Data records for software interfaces
◇ ◇ ◇

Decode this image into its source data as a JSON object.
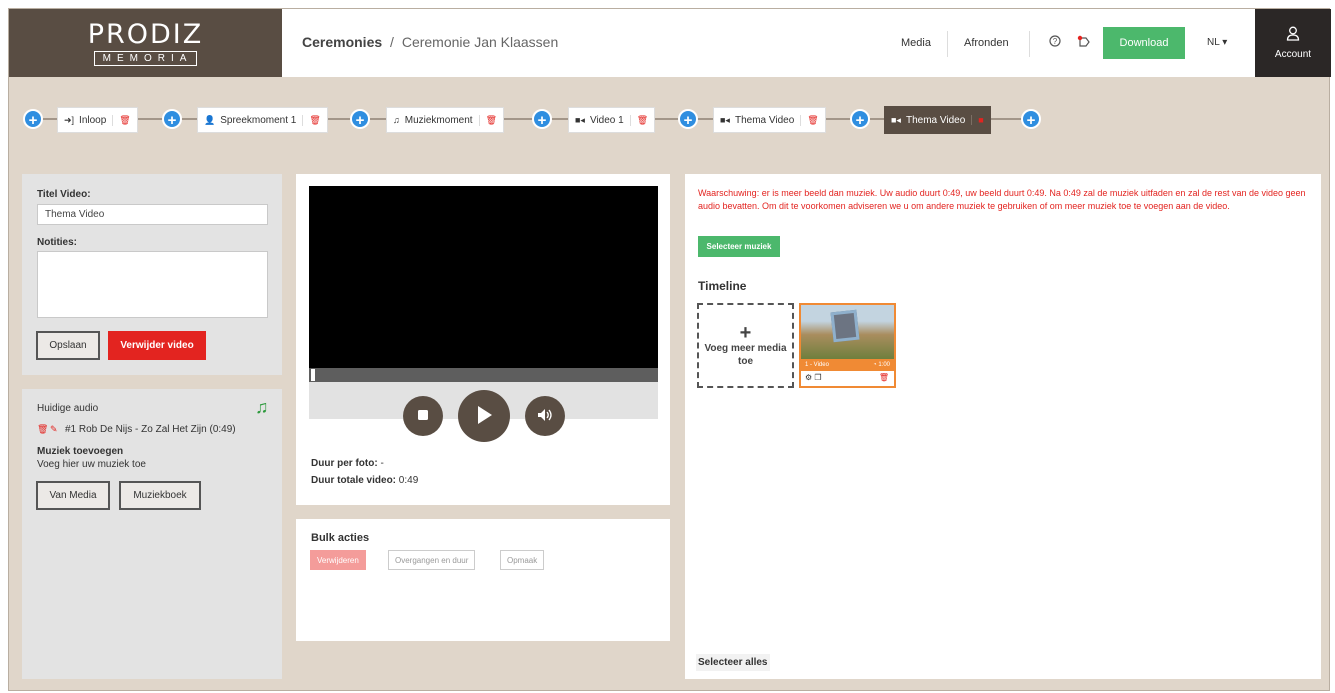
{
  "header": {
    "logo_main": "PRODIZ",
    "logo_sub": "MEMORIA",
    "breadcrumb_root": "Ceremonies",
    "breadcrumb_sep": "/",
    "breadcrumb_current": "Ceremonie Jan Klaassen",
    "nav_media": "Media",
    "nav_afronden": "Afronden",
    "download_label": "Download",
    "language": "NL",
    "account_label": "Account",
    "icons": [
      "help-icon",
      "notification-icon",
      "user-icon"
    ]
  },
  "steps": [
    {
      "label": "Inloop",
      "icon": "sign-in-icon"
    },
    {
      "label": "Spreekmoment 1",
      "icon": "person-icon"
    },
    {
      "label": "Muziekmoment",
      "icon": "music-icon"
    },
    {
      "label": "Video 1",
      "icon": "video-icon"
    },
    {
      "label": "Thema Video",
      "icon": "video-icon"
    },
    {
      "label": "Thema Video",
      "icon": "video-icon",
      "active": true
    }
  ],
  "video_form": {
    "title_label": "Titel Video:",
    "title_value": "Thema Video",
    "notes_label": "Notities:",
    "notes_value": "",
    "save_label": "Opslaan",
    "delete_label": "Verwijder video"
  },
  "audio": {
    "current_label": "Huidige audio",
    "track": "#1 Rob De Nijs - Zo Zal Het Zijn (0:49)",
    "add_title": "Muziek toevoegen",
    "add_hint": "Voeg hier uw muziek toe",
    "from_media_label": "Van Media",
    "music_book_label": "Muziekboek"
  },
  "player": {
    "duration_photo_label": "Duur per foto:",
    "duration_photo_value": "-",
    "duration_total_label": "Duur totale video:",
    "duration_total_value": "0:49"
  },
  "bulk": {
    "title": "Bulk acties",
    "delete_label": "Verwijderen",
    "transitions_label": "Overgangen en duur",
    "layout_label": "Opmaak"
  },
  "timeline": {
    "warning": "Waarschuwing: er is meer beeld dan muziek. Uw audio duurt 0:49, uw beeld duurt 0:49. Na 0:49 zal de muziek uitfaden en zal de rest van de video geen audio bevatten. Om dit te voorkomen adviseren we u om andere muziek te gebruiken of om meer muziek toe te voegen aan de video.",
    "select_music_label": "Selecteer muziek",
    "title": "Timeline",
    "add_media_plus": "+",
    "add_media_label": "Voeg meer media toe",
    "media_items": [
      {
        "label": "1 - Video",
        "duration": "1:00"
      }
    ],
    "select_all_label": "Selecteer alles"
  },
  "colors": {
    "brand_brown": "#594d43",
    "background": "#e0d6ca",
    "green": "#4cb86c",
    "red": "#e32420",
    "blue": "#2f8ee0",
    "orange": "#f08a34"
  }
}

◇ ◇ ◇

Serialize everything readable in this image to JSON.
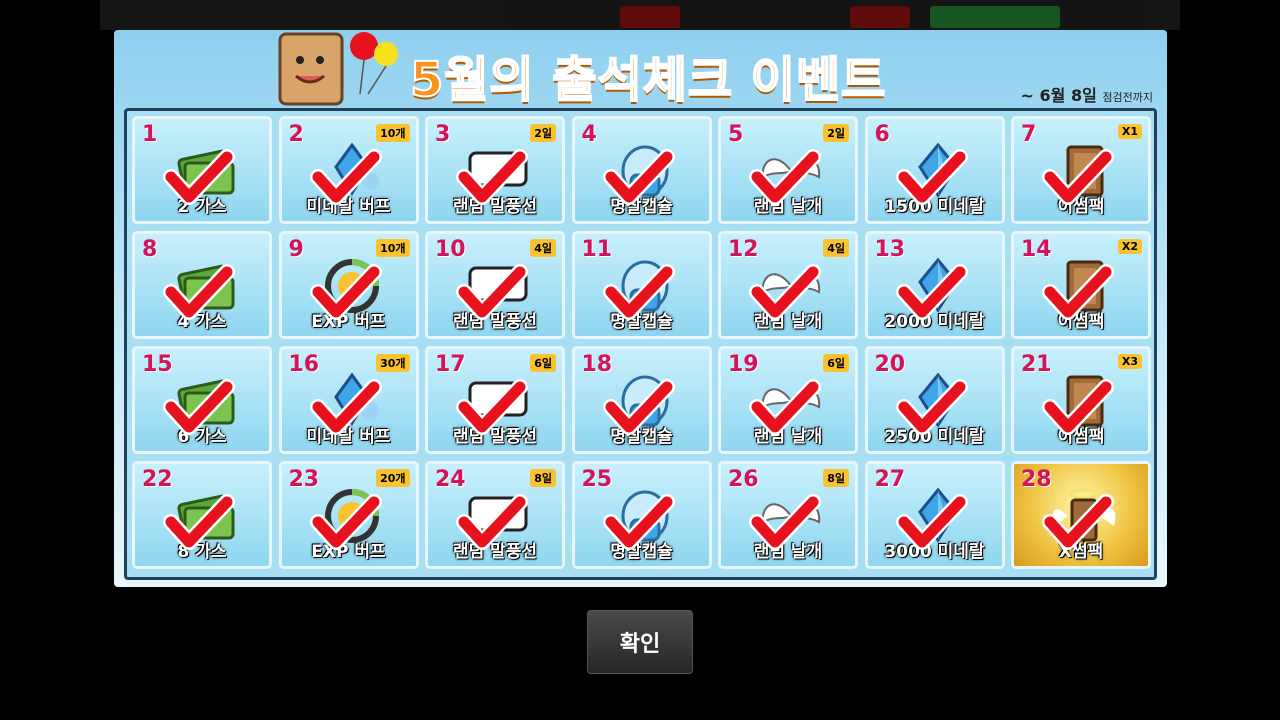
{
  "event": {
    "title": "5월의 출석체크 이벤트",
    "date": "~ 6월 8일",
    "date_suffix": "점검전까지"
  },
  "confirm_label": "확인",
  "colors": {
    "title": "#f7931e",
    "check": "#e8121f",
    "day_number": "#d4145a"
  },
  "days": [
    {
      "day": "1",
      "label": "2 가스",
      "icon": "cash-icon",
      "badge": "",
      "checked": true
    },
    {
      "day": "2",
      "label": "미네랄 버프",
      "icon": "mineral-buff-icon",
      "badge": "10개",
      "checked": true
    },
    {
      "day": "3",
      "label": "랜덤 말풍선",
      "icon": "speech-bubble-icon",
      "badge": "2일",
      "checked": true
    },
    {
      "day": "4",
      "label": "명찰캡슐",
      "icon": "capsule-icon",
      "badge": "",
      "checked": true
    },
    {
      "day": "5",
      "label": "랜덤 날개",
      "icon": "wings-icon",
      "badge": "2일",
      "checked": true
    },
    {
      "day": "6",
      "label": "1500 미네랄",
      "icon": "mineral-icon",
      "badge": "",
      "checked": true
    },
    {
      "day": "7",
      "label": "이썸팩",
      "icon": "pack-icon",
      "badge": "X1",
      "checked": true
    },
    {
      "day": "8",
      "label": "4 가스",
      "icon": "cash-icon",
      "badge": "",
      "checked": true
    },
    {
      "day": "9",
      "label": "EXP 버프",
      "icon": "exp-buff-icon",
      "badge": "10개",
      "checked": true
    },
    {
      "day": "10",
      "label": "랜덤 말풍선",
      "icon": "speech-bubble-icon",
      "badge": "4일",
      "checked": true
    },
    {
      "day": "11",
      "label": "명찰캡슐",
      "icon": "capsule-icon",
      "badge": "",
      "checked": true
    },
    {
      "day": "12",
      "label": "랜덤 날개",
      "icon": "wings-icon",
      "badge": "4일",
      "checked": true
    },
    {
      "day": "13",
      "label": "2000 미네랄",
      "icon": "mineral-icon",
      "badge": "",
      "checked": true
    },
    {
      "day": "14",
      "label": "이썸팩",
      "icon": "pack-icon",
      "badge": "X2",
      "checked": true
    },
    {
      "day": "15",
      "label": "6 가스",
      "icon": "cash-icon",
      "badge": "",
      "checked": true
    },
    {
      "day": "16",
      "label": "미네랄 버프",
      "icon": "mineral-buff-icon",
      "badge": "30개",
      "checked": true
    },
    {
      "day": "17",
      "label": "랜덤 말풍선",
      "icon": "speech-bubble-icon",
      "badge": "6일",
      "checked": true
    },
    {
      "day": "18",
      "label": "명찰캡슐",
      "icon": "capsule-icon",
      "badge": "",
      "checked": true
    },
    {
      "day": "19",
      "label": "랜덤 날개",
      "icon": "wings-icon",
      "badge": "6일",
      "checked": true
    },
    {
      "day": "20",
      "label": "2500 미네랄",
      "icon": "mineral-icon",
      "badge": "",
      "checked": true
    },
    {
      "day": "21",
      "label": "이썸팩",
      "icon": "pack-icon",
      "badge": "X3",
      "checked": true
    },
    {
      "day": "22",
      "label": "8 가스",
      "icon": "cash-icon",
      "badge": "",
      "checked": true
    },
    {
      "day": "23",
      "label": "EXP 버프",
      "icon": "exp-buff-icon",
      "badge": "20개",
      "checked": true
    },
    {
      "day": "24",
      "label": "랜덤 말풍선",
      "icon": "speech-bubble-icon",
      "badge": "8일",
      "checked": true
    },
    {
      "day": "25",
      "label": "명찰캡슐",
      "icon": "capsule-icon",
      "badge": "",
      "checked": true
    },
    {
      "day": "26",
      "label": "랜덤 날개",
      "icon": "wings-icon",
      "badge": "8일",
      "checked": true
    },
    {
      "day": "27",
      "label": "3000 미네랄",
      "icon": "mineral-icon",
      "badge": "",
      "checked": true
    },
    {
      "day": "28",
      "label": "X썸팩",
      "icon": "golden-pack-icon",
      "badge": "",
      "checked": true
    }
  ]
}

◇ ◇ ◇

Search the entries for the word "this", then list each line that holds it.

Decode this image into its source data as a JSON object.
Serialize everything readable in this image to JSON.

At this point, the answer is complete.